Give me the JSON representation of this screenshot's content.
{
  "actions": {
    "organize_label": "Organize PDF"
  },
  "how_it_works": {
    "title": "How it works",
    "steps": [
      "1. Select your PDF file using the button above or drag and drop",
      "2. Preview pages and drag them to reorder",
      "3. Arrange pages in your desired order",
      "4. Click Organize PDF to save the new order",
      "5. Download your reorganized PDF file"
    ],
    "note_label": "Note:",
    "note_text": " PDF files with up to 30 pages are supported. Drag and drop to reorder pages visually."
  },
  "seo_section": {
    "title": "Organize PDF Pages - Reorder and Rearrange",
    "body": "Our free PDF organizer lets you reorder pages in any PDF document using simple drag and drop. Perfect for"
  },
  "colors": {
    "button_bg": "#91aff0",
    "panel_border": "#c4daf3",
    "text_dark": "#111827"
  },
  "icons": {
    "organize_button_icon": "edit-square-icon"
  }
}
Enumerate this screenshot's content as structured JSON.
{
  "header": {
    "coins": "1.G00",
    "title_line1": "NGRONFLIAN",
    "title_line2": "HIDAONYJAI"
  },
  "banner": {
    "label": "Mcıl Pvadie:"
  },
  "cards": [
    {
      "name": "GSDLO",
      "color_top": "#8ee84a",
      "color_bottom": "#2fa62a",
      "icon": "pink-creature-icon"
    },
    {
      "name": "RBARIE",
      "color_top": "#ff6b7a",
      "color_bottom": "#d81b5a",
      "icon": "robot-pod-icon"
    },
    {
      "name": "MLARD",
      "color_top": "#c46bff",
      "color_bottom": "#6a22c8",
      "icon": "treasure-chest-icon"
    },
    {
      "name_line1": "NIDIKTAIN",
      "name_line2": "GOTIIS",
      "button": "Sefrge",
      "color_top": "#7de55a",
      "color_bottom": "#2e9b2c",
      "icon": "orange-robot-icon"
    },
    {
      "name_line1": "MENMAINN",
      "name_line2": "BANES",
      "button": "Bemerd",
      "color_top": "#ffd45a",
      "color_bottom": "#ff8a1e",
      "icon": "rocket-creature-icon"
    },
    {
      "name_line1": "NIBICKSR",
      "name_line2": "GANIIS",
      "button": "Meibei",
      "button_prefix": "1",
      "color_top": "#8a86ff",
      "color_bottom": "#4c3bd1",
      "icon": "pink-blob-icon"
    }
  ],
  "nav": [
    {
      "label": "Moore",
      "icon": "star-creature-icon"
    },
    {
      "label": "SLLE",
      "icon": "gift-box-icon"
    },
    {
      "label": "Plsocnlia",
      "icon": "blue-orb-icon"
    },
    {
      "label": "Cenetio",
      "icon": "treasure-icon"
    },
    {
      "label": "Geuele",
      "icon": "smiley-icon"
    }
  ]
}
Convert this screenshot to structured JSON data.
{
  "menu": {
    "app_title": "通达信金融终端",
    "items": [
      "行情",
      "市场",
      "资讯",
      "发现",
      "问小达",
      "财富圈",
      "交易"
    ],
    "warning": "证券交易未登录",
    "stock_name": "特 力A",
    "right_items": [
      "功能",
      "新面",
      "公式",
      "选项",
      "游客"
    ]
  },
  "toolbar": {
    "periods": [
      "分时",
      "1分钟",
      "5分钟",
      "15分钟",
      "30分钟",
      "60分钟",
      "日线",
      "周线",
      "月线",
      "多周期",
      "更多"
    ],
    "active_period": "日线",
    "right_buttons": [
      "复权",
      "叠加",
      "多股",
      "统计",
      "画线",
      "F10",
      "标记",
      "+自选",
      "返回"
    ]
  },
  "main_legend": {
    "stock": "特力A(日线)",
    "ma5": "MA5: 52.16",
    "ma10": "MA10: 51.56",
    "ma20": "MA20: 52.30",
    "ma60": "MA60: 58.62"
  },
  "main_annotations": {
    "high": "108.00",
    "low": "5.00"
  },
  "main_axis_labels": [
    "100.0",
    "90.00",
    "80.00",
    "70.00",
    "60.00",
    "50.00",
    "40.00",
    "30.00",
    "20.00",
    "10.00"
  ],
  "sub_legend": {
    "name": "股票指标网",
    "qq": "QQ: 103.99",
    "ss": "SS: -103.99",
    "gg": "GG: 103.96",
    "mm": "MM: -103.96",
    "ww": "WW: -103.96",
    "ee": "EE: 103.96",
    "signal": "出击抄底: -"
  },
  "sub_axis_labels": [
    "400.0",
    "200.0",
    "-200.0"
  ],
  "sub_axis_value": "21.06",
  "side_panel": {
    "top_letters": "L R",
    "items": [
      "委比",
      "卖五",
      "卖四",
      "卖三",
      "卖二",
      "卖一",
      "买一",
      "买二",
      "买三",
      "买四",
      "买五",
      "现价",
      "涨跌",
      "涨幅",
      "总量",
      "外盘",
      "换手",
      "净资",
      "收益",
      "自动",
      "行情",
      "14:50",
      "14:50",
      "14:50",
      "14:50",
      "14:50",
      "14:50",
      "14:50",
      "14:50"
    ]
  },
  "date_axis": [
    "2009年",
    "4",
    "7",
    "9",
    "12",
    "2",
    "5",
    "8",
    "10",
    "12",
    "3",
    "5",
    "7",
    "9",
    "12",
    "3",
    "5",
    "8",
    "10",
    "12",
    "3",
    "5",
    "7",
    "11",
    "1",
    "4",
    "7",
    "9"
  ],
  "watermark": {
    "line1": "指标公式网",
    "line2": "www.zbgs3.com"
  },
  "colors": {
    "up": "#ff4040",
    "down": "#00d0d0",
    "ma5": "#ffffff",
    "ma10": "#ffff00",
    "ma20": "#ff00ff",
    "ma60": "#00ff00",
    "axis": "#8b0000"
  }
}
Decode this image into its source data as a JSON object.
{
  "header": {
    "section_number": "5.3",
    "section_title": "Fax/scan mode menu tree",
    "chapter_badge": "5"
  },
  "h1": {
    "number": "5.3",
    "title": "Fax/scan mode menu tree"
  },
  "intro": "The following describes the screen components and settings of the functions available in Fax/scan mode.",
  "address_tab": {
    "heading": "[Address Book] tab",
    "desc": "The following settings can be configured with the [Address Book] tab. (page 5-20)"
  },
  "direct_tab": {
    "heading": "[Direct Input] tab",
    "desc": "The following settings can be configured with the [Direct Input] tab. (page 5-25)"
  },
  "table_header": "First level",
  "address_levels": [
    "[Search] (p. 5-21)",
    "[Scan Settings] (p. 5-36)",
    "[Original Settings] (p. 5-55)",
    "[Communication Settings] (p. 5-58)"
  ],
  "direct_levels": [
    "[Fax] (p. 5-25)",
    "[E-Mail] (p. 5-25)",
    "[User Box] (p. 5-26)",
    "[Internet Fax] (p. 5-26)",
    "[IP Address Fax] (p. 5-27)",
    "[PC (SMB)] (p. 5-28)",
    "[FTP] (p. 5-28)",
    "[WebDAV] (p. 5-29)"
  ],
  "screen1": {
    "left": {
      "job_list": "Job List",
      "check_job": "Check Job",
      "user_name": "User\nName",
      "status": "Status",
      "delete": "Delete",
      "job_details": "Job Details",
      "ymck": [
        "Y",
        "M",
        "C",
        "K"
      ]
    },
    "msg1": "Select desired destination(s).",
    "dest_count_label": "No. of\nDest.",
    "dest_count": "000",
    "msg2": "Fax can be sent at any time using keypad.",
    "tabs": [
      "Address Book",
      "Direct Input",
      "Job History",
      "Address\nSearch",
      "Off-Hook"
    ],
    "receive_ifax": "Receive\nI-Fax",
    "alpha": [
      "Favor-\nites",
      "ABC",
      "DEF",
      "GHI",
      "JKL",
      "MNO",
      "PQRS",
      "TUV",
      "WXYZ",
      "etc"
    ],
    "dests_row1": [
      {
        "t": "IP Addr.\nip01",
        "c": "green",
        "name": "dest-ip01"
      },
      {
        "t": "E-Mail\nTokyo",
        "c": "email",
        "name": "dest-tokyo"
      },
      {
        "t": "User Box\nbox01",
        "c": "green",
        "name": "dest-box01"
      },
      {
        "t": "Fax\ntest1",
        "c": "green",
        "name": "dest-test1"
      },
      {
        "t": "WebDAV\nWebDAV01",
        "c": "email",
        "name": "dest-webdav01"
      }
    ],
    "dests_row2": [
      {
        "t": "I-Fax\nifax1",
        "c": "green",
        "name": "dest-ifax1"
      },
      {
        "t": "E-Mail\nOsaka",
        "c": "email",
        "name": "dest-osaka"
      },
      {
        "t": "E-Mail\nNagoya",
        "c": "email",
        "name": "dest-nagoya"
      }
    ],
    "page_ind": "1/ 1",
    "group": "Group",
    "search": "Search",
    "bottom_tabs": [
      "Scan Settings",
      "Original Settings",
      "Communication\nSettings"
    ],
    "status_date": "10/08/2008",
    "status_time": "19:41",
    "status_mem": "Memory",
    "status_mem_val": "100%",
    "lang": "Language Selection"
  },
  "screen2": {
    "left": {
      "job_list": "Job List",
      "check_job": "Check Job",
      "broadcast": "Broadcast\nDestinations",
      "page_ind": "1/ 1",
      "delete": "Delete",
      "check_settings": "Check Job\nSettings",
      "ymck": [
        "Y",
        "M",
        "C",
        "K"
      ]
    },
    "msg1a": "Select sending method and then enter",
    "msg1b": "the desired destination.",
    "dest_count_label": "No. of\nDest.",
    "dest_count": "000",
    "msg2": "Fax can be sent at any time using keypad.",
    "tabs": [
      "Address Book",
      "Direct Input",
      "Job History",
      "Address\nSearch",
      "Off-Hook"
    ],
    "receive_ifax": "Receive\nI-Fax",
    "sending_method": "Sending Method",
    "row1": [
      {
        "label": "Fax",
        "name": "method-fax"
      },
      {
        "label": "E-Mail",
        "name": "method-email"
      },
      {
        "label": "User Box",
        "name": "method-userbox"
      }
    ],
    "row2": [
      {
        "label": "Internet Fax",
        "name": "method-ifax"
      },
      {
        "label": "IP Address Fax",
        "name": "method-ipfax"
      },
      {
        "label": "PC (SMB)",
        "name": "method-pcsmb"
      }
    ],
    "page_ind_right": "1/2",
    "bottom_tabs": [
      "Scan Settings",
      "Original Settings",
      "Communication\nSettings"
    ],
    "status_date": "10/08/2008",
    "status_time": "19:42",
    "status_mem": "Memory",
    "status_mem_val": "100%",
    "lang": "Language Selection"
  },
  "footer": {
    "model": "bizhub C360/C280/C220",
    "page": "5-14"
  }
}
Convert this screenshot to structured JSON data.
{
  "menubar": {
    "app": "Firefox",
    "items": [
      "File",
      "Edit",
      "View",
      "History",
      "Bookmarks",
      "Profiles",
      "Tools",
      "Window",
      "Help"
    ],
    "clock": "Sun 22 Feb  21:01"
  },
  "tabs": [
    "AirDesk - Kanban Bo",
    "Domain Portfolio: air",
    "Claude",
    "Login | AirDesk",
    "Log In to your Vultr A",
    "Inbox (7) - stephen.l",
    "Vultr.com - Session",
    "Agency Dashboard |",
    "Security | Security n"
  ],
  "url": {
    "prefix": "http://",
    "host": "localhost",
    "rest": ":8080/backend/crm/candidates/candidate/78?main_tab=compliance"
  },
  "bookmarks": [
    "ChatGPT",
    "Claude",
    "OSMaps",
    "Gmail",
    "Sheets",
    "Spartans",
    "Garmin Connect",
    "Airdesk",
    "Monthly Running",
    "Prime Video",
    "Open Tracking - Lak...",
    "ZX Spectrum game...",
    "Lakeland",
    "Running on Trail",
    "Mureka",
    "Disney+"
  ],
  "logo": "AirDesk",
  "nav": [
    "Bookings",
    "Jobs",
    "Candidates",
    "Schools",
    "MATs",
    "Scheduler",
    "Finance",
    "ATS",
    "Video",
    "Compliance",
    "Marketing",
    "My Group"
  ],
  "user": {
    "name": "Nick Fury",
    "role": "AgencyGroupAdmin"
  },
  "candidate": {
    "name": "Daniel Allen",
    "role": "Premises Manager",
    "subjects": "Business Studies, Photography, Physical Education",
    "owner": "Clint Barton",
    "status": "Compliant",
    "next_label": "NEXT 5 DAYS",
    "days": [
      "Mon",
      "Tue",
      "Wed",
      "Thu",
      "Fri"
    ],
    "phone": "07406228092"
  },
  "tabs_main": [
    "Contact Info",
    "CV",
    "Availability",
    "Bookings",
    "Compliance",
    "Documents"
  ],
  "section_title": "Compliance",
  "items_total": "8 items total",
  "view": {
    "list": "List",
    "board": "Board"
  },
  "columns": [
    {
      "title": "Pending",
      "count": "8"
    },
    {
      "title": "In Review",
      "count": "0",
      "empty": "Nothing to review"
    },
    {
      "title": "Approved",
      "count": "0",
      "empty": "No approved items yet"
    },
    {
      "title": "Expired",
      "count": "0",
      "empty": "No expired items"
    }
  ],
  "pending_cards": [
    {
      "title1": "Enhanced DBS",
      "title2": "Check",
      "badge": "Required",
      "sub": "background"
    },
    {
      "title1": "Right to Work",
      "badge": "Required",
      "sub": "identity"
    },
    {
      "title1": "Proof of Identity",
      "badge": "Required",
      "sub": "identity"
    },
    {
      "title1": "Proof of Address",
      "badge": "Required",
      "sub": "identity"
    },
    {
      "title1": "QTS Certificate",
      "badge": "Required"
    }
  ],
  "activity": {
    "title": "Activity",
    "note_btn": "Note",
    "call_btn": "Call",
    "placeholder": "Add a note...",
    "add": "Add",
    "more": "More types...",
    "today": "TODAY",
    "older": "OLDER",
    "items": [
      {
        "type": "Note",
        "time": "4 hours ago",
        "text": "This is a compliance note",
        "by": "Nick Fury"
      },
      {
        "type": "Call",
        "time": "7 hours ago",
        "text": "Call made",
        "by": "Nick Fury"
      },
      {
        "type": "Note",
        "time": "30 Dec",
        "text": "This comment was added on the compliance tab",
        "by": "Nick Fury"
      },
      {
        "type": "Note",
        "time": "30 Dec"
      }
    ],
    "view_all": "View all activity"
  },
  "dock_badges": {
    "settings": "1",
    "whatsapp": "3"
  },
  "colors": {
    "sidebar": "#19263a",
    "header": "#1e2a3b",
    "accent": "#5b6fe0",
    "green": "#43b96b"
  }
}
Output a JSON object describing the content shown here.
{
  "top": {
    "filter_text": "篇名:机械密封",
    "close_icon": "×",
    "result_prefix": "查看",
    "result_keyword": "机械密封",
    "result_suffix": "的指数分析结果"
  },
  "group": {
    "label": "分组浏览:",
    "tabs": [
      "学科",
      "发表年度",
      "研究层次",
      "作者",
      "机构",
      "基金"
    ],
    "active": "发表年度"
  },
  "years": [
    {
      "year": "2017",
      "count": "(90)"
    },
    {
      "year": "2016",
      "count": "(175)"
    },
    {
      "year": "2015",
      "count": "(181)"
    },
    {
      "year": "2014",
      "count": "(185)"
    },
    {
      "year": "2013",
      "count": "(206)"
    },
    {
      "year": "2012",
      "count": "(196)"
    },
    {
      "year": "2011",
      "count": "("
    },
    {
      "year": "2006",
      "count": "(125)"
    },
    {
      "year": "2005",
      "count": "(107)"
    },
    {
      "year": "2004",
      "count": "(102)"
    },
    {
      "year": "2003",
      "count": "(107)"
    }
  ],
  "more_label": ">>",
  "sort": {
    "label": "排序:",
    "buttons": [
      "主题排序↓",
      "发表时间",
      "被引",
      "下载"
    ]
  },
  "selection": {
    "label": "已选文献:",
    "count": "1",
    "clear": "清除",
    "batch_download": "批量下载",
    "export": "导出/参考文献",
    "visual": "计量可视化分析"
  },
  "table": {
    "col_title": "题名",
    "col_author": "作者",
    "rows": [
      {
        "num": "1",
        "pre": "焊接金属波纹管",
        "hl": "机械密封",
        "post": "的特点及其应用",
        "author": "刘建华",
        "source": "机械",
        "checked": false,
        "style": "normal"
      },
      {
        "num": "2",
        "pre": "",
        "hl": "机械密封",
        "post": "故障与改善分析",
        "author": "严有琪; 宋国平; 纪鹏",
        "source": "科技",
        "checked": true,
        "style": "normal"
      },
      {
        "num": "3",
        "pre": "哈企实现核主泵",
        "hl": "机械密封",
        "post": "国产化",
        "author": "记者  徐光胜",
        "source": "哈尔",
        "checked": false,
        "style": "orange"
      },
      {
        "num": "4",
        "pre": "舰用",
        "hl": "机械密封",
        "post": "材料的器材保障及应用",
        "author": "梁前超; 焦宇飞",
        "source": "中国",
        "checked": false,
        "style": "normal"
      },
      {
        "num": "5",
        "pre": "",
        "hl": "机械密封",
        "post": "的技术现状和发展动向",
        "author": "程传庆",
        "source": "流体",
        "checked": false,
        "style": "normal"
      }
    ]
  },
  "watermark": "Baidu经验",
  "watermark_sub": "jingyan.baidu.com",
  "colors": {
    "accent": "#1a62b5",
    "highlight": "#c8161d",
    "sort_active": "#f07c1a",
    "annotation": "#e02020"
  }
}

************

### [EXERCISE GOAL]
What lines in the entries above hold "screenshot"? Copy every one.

### [REPLY]
Give me the JSON representation of this screenshot's content.
Enumerate this screenshot's content as structured JSON.
Convert this screenshot to structured JSON data.
Convert this screenshot to structured JSON data.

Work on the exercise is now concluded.